*Task directions:* Among the records below, which lines contain the string "JSON"? Report them.

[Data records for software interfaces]
<<<<
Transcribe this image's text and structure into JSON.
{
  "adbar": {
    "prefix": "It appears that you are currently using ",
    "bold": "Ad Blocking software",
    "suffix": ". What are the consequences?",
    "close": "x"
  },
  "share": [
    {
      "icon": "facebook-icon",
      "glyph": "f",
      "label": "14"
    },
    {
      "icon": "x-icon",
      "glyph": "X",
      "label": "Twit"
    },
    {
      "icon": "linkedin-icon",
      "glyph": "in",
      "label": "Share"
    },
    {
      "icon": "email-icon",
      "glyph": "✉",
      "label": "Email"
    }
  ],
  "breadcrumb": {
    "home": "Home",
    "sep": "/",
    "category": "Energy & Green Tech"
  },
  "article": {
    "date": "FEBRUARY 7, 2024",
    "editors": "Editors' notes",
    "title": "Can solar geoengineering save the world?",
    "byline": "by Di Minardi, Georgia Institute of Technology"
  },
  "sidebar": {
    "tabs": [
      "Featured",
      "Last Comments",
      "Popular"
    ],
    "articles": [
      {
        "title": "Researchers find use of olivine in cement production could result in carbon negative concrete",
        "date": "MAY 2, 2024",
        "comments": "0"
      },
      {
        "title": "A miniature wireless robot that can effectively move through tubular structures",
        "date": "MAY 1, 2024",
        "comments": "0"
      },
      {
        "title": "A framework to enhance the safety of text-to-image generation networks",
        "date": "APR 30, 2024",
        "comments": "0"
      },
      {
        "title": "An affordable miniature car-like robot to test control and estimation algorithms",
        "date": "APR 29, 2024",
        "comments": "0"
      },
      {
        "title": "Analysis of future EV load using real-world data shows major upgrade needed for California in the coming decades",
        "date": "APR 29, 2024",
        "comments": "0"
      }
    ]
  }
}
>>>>
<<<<
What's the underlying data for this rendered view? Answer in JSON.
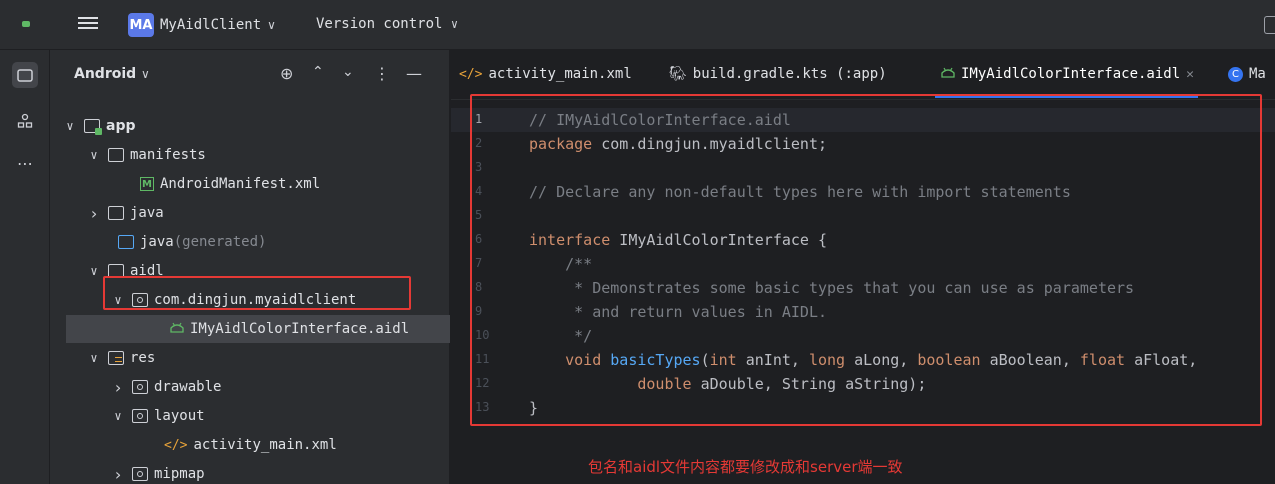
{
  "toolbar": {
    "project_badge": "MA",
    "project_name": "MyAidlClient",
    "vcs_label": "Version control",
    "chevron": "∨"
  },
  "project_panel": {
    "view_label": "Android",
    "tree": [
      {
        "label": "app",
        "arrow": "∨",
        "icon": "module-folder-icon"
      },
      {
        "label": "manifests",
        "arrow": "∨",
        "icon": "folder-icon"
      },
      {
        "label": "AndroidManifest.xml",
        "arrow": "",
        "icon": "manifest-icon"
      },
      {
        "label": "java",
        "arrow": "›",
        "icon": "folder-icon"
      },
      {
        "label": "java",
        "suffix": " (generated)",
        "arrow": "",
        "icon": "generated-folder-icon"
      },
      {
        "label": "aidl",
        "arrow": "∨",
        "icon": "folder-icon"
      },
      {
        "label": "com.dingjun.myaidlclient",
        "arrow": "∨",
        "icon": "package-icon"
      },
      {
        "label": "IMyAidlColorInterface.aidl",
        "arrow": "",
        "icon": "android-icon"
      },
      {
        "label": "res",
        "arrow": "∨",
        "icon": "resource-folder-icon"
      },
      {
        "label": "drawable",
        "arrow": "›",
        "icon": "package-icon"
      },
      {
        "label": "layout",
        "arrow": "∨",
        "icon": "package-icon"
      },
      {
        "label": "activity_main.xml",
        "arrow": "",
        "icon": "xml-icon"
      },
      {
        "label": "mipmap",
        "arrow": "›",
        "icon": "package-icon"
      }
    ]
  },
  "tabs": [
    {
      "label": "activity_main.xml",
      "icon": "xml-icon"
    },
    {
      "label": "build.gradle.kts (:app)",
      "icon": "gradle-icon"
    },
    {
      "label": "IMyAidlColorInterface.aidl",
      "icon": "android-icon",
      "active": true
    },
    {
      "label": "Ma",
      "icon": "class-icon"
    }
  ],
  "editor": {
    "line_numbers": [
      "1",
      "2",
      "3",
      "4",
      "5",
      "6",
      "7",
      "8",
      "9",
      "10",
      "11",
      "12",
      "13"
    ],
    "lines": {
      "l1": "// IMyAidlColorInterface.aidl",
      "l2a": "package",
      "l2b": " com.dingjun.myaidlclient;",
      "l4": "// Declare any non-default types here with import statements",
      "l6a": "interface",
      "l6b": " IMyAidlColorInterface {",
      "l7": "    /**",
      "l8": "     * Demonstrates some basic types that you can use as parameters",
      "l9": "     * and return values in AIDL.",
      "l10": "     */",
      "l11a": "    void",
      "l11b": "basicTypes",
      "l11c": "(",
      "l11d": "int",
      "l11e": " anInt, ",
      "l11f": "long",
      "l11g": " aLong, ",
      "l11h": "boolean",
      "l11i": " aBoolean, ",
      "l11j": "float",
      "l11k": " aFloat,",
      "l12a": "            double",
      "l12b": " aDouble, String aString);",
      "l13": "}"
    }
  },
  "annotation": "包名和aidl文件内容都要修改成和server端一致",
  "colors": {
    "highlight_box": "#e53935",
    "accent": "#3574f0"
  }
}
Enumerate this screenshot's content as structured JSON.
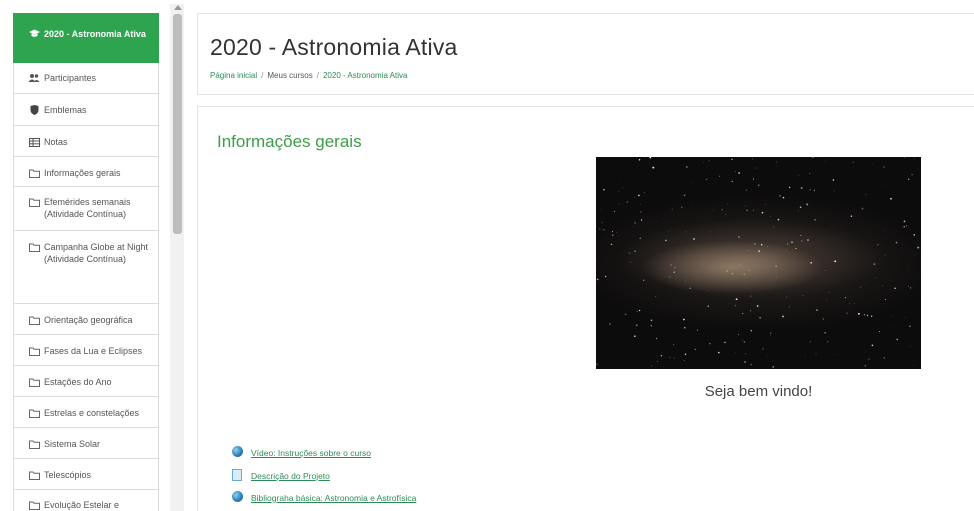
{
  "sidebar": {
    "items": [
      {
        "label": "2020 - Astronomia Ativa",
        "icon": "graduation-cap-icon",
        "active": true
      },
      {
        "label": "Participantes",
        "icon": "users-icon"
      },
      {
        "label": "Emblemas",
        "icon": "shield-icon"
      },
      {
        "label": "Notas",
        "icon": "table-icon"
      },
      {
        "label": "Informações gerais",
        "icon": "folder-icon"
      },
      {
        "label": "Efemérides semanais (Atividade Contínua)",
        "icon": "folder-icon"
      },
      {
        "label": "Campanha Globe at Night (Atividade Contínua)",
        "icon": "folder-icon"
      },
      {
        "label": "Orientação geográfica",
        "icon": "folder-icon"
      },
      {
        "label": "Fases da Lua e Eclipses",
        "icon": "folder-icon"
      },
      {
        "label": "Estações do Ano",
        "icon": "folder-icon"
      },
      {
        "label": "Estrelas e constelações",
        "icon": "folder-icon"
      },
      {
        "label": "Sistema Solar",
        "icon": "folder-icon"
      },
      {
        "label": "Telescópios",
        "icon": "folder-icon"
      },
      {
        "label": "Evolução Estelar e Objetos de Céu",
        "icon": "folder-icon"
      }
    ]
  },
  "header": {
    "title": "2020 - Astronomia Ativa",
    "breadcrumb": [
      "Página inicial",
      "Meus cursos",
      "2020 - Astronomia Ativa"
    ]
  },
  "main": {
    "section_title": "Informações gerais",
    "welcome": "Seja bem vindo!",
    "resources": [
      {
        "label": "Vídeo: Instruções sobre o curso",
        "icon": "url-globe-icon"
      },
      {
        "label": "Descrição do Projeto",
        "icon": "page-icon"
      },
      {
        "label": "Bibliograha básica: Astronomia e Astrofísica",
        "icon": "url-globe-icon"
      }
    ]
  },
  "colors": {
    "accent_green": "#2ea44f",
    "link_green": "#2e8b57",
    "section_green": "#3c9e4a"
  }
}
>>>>
*Answer space:*
Transcribe this image's text and structure into JSON.
What's the underlying data for this rendered view? Answer in JSON.
Enumerate this screenshot's content as structured JSON.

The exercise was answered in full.